### Exercise requirements:
Given the entries below, please return each one exactly.

### Listed records:
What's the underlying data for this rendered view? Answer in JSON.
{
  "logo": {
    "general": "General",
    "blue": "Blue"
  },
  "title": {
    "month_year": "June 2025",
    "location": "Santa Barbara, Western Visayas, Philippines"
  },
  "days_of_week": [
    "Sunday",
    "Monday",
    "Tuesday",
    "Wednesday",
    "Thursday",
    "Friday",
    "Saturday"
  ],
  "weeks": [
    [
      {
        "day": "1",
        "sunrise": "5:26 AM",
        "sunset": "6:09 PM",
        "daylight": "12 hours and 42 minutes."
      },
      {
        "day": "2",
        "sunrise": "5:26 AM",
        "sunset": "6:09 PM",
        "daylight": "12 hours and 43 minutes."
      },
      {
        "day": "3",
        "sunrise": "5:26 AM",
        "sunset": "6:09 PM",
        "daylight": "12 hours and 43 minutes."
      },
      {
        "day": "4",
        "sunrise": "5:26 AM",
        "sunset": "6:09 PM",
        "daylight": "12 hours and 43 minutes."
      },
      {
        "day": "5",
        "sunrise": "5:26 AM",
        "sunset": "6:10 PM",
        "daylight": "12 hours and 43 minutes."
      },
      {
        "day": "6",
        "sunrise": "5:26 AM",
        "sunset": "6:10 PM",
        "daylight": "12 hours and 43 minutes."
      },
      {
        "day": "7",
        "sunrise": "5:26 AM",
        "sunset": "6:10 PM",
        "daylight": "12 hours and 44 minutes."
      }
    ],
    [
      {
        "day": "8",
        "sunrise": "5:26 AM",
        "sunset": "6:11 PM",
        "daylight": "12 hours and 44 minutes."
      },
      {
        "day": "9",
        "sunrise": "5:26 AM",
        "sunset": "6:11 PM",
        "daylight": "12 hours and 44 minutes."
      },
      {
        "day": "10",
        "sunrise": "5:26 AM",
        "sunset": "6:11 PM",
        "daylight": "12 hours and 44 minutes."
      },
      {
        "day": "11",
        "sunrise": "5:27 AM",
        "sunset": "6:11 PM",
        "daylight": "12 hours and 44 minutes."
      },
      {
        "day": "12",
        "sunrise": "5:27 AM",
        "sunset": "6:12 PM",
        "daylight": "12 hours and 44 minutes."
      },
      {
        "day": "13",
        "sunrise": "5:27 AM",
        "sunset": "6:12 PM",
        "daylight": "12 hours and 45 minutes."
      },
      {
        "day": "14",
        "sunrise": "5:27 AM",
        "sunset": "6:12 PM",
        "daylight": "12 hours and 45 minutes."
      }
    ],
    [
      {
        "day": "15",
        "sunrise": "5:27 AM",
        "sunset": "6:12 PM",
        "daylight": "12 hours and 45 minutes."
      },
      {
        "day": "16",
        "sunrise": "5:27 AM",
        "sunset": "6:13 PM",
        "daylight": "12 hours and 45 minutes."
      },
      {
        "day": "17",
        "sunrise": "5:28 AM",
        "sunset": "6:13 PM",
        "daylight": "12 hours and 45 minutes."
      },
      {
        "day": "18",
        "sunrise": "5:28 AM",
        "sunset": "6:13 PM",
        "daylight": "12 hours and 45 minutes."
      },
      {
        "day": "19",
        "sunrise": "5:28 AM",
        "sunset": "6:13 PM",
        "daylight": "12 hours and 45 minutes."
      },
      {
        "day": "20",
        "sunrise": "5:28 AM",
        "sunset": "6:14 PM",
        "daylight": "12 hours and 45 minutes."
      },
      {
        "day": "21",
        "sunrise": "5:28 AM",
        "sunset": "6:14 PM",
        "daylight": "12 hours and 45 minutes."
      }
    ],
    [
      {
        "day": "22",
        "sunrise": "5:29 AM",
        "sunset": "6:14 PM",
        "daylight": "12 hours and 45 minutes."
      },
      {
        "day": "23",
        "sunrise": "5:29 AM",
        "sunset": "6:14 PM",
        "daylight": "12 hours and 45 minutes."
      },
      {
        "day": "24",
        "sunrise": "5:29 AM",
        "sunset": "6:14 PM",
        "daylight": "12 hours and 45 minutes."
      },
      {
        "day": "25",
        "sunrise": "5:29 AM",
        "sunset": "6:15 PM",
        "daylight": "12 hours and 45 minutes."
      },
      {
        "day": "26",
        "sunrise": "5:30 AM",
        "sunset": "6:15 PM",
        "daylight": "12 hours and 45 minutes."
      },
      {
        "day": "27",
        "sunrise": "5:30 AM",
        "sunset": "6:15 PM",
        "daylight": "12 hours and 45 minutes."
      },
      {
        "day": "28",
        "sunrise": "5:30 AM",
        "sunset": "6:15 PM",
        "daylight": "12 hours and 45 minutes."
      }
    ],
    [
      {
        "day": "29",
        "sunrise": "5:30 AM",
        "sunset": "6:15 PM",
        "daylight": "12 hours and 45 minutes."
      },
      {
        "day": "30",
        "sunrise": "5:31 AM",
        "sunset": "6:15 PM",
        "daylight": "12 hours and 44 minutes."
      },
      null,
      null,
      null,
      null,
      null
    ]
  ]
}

### Solved exercise:
What's the underlying data for this rendered view? Answer in JSON.
{
  "logo": {
    "general": "General",
    "blue": "Blue"
  },
  "title": {
    "month_year": "June 2025",
    "location": "Santa Barbara, Western Visayas, Philippines"
  },
  "days_of_week": [
    "Sunday",
    "Monday",
    "Tuesday",
    "Wednesday",
    "Thursday",
    "Friday",
    "Saturday"
  ],
  "weeks": [
    [
      {
        "day": "1",
        "sunrise": "5:26 AM",
        "sunset": "6:09 PM",
        "daylight": "12 hours and 42 minutes."
      },
      {
        "day": "2",
        "sunrise": "5:26 AM",
        "sunset": "6:09 PM",
        "daylight": "12 hours and 43 minutes."
      },
      {
        "day": "3",
        "sunrise": "5:26 AM",
        "sunset": "6:09 PM",
        "daylight": "12 hours and 43 minutes."
      },
      {
        "day": "4",
        "sunrise": "5:26 AM",
        "sunset": "6:09 PM",
        "daylight": "12 hours and 43 minutes."
      },
      {
        "day": "5",
        "sunrise": "5:26 AM",
        "sunset": "6:10 PM",
        "daylight": "12 hours and 43 minutes."
      },
      {
        "day": "6",
        "sunrise": "5:26 AM",
        "sunset": "6:10 PM",
        "daylight": "12 hours and 43 minutes."
      },
      {
        "day": "7",
        "sunrise": "5:26 AM",
        "sunset": "6:10 PM",
        "daylight": "12 hours and 44 minutes."
      }
    ],
    [
      {
        "day": "8",
        "sunrise": "5:26 AM",
        "sunset": "6:11 PM",
        "daylight": "12 hours and 44 minutes."
      },
      {
        "day": "9",
        "sunrise": "5:26 AM",
        "sunset": "6:11 PM",
        "daylight": "12 hours and 44 minutes."
      },
      {
        "day": "10",
        "sunrise": "5:26 AM",
        "sunset": "6:11 PM",
        "daylight": "12 hours and 44 minutes."
      },
      {
        "day": "11",
        "sunrise": "5:27 AM",
        "sunset": "6:11 PM",
        "daylight": "12 hours and 44 minutes."
      },
      {
        "day": "12",
        "sunrise": "5:27 AM",
        "sunset": "6:12 PM",
        "daylight": "12 hours and 44 minutes."
      },
      {
        "day": "13",
        "sunrise": "5:27 AM",
        "sunset": "6:12 PM",
        "daylight": "12 hours and 45 minutes."
      },
      {
        "day": "14",
        "sunrise": "5:27 AM",
        "sunset": "6:12 PM",
        "daylight": "12 hours and 45 minutes."
      }
    ],
    [
      {
        "day": "15",
        "sunrise": "5:27 AM",
        "sunset": "6:12 PM",
        "daylight": "12 hours and 45 minutes."
      },
      {
        "day": "16",
        "sunrise": "5:27 AM",
        "sunset": "6:13 PM",
        "daylight": "12 hours and 45 minutes."
      },
      {
        "day": "17",
        "sunrise": "5:28 AM",
        "sunset": "6:13 PM",
        "daylight": "12 hours and 45 minutes."
      },
      {
        "day": "18",
        "sunrise": "5:28 AM",
        "sunset": "6:13 PM",
        "daylight": "12 hours and 45 minutes."
      },
      {
        "day": "19",
        "sunrise": "5:28 AM",
        "sunset": "6:13 PM",
        "daylight": "12 hours and 45 minutes."
      },
      {
        "day": "20",
        "sunrise": "5:28 AM",
        "sunset": "6:14 PM",
        "daylight": "12 hours and 45 minutes."
      },
      {
        "day": "21",
        "sunrise": "5:28 AM",
        "sunset": "6:14 PM",
        "daylight": "12 hours and 45 minutes."
      }
    ],
    [
      {
        "day": "22",
        "sunrise": "5:29 AM",
        "sunset": "6:14 PM",
        "daylight": "12 hours and 45 minutes."
      },
      {
        "day": "23",
        "sunrise": "5:29 AM",
        "sunset": "6:14 PM",
        "daylight": "12 hours and 45 minutes."
      },
      {
        "day": "24",
        "sunrise": "5:29 AM",
        "sunset": "6:14 PM",
        "daylight": "12 hours and 45 minutes."
      },
      {
        "day": "25",
        "sunrise": "5:29 AM",
        "sunset": "6:15 PM",
        "daylight": "12 hours and 45 minutes."
      },
      {
        "day": "26",
        "sunrise": "5:30 AM",
        "sunset": "6:15 PM",
        "daylight": "12 hours and 45 minutes."
      },
      {
        "day": "27",
        "sunrise": "5:30 AM",
        "sunset": "6:15 PM",
        "daylight": "12 hours and 45 minutes."
      },
      {
        "day": "28",
        "sunrise": "5:30 AM",
        "sunset": "6:15 PM",
        "daylight": "12 hours and 45 minutes."
      }
    ],
    [
      {
        "day": "29",
        "sunrise": "5:30 AM",
        "sunset": "6:15 PM",
        "daylight": "12 hours and 45 minutes."
      },
      {
        "day": "30",
        "sunrise": "5:31 AM",
        "sunset": "6:15 PM",
        "daylight": "12 hours and 44 minutes."
      },
      null,
      null,
      null,
      null,
      null
    ]
  ]
}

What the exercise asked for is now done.